Following UCLA's 2005 Sun Bowl victory, Bieniemy accepted a position as running backs coach for the Minnesota Vikings in the NFL. During his time as the Vikings running back coach, his leading rusher Adrian Peterson, led the NFC in rushing with 1,341 yards in 2007 and also in 2008 with 1,760 yards, which was also tops in the NFL. On July 26, 2010, Bieniemy was also named the Vikings' assistant head coach for the offense.
Return to Colorado
Kansas City Chiefs
Bieniemy became the running backs coach for the Kansas City Chiefs in 2013 under head coach Andy Reid. In 2018, he was promoted to offensive coordinator. In his first season as the Chiefs offensive coordinator, the Chiefs were first in the NFL in yards per game and points scored. The Chiefs scored the third most points in a season in NFL history with 565. Additionally, Chiefs quarterback Patrick Mahomes became the second quarterback in NFL history, along with Peyton Manning, to throw for 5,000 yards and 50 touchdowns in a season.

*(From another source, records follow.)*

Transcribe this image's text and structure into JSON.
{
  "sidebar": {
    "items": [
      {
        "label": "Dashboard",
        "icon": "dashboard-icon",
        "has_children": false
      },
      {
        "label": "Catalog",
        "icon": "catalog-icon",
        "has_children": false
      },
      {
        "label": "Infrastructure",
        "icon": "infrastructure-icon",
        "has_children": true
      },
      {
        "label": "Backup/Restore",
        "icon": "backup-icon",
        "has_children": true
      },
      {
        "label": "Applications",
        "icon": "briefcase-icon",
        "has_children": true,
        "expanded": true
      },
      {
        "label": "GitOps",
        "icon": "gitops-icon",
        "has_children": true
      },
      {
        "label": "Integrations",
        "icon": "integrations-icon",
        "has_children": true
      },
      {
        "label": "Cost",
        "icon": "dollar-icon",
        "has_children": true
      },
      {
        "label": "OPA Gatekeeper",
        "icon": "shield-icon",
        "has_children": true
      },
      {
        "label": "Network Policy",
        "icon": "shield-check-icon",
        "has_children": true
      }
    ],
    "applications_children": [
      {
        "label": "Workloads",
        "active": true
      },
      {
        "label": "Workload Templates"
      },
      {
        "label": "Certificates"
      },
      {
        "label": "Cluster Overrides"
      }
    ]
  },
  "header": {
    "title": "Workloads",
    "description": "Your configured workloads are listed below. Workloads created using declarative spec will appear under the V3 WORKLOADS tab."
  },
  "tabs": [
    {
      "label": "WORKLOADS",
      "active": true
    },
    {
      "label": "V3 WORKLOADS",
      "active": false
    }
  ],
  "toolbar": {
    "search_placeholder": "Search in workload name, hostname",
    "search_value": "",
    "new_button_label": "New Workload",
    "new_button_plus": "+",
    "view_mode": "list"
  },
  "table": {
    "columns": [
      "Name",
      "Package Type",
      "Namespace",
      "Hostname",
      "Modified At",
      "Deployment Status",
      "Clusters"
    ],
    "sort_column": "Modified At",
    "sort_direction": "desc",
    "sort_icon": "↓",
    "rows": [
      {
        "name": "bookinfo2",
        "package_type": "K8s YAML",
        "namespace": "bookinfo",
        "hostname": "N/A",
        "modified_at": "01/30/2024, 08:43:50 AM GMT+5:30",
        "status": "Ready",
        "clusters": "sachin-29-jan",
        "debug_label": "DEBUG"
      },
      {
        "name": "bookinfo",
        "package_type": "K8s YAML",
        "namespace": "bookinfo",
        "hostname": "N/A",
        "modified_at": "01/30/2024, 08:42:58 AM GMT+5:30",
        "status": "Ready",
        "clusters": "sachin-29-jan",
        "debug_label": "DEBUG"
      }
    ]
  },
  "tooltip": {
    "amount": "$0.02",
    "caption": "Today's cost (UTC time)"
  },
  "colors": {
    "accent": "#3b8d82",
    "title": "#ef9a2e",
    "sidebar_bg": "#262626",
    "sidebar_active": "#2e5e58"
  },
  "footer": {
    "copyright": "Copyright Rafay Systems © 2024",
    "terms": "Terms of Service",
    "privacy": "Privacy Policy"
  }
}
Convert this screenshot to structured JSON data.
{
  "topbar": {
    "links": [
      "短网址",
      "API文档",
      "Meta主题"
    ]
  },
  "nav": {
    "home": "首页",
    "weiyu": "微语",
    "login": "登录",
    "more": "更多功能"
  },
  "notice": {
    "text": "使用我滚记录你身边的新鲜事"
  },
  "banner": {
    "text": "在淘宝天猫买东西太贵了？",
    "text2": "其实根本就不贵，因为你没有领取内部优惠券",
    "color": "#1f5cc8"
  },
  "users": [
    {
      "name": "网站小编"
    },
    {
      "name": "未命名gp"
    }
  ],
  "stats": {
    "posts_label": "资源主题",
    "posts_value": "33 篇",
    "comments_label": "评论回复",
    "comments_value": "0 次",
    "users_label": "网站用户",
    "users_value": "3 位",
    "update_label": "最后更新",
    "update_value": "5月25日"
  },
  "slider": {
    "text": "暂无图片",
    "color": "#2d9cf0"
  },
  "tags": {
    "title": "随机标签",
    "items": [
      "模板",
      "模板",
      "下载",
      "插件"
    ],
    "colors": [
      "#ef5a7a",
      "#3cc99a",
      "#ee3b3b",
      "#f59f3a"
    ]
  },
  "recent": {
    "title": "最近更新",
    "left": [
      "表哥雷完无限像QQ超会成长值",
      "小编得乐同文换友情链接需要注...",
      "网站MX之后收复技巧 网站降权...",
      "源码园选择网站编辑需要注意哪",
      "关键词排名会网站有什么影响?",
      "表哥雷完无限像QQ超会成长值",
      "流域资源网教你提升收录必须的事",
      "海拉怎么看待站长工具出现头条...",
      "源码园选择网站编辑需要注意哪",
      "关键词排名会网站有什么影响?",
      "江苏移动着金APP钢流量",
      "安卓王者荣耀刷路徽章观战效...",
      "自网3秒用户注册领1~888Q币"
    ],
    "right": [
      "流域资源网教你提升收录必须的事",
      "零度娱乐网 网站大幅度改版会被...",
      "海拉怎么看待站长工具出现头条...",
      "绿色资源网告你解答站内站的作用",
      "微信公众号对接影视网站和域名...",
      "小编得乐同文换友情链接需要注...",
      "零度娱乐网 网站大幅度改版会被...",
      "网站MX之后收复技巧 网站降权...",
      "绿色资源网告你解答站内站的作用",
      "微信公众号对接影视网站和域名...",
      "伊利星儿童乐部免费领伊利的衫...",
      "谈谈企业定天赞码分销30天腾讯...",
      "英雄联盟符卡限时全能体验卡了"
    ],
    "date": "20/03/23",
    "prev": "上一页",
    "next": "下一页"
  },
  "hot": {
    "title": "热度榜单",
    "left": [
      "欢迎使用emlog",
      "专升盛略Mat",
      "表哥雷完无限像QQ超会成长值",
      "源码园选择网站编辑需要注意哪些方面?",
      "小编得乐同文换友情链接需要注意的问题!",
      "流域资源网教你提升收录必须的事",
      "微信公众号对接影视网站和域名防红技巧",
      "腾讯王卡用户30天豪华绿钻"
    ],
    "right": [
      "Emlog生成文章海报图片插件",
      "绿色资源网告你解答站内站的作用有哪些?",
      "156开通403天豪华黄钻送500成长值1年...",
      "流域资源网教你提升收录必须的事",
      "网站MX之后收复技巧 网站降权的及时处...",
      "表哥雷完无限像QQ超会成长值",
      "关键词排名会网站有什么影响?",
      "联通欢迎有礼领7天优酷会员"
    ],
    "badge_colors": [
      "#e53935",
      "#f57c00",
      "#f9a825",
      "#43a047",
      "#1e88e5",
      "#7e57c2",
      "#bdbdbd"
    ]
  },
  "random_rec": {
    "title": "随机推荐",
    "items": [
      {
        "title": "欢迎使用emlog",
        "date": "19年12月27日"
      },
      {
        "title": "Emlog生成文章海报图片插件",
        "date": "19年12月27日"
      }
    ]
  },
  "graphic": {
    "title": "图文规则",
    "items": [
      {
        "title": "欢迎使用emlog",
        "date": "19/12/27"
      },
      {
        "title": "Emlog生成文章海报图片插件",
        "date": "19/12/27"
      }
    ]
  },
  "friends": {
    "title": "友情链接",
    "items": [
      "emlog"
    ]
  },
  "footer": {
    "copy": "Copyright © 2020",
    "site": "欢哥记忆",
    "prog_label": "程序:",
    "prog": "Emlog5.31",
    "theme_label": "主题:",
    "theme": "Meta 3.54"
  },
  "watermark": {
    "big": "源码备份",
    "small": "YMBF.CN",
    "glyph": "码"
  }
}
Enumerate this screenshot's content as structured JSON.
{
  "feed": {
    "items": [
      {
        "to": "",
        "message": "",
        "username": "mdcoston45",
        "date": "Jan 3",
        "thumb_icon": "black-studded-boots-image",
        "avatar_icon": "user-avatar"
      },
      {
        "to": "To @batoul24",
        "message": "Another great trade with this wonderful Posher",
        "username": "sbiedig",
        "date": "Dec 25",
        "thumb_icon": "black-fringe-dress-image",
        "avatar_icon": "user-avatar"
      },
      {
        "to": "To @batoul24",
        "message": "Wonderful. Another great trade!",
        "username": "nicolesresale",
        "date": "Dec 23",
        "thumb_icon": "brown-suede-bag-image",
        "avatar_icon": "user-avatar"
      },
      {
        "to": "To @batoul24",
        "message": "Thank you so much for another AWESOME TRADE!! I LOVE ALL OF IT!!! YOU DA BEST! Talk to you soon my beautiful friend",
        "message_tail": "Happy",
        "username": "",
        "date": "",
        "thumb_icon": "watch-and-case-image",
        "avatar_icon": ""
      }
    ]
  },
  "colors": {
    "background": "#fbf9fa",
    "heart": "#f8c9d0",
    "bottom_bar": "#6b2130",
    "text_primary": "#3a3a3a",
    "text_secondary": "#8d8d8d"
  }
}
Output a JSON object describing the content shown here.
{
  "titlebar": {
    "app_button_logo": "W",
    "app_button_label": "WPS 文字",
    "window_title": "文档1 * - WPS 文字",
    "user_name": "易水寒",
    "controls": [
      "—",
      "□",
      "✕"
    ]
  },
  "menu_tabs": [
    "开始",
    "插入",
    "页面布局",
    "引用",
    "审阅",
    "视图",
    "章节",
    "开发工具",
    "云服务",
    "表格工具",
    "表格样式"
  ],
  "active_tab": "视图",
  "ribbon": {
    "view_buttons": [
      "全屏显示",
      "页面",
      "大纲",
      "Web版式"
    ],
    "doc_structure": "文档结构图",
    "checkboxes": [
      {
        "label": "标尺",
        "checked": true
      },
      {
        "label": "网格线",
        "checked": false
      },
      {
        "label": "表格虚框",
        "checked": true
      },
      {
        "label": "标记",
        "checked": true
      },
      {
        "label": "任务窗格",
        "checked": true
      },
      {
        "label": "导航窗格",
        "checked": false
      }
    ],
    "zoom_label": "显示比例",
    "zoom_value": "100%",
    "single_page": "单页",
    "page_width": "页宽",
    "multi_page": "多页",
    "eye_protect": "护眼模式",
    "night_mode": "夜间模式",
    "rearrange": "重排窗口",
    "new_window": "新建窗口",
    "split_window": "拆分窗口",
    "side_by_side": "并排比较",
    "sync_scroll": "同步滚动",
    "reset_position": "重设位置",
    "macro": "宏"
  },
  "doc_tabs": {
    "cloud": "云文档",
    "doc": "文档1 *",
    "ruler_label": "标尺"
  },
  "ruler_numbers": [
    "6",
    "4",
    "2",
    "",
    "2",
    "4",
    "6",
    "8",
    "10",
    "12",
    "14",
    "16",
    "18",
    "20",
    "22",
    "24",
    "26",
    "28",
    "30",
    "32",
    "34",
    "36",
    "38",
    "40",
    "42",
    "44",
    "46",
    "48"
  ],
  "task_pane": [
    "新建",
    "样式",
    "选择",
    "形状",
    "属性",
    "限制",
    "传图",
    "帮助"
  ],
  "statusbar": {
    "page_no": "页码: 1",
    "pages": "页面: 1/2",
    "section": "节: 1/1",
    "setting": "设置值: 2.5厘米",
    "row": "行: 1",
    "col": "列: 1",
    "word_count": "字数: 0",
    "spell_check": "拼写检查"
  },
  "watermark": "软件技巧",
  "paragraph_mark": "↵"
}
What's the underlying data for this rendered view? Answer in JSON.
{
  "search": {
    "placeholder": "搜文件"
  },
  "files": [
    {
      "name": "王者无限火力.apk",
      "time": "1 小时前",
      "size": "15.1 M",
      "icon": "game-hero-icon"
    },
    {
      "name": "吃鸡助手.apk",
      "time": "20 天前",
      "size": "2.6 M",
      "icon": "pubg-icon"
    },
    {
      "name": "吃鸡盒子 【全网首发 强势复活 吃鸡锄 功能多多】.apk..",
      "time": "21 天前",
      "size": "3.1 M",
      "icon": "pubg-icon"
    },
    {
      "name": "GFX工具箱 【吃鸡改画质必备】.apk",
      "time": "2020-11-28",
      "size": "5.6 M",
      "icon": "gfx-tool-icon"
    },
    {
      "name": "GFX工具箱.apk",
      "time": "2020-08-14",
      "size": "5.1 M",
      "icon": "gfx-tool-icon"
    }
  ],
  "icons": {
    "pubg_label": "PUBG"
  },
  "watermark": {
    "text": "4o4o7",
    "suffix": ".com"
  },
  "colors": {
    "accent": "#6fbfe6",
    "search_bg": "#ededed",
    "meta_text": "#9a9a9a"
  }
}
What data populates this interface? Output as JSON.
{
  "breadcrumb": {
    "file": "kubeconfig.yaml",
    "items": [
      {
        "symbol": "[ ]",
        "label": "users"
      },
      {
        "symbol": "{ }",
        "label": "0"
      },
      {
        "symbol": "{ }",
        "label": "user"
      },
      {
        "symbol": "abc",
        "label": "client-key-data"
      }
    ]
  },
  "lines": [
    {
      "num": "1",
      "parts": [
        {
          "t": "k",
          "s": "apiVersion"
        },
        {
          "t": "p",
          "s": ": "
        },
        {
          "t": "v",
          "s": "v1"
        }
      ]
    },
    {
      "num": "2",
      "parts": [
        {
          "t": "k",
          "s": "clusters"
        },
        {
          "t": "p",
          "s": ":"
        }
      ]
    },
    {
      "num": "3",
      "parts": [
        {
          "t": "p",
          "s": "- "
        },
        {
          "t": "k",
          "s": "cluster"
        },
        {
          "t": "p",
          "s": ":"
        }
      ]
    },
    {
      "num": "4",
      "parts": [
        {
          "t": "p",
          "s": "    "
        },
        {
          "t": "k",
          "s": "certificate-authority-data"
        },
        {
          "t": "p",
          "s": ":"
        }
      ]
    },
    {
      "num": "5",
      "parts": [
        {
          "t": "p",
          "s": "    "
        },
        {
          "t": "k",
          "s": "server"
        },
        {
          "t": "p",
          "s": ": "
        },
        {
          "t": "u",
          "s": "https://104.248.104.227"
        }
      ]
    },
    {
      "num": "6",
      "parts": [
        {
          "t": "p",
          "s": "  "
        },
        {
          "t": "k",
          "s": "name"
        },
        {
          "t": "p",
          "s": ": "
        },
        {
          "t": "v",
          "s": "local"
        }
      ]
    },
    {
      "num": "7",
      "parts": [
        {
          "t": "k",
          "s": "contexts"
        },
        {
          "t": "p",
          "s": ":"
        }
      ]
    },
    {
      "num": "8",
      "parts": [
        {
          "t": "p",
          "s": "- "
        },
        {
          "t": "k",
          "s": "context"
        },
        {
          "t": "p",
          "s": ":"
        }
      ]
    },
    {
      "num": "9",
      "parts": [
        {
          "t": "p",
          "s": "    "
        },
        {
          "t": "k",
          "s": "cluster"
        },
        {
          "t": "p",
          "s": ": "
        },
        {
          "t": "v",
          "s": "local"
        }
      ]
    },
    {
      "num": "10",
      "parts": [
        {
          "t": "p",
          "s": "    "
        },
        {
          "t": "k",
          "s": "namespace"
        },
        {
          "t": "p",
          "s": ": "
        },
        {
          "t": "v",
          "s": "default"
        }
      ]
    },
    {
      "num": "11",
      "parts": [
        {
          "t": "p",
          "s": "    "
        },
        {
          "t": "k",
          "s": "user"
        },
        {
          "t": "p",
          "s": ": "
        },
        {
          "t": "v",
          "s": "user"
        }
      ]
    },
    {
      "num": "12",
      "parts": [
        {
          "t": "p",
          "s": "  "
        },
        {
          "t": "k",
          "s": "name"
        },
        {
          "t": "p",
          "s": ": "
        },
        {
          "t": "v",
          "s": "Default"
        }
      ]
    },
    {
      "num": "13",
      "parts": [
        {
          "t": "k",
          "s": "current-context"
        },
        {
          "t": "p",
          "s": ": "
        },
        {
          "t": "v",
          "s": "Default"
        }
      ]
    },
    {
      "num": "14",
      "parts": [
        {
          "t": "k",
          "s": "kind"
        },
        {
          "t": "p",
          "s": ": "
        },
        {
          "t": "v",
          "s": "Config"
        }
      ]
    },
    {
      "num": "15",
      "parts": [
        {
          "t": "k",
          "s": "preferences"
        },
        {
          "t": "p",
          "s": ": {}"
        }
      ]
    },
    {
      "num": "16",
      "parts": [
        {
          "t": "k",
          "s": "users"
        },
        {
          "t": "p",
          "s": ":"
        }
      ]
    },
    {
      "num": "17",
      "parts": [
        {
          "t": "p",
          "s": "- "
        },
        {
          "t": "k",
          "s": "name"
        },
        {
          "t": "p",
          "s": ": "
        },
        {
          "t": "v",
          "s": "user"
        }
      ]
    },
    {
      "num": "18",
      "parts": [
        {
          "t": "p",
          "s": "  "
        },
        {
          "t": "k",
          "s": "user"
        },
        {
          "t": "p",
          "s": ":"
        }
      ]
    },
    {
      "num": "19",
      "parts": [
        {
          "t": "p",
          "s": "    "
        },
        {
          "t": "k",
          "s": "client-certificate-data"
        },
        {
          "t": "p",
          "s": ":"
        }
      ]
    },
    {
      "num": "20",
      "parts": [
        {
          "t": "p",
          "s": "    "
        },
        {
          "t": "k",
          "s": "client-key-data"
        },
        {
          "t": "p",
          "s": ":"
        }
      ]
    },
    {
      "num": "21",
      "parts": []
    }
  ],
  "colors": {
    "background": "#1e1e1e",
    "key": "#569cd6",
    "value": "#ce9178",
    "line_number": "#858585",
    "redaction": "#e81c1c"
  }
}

- "1991 Draft". NFL.com. Retrieved October 6, 2010.
- "Eric Bieniemy". lostlettermen.com. Archived from the original on March 7, 2012. Retrieved October 6, 2010.
- "Vikings promote RB coach Bieniemy". espn.com. Retrieved October 6, 2010.
- Bergman, Jeremy (January 9, 2018). "Chiefs promote Eric Bieniemy to offensive coordinator". NFL.com.
- "Jamal Bieniemy player profile". SoonerSports.com.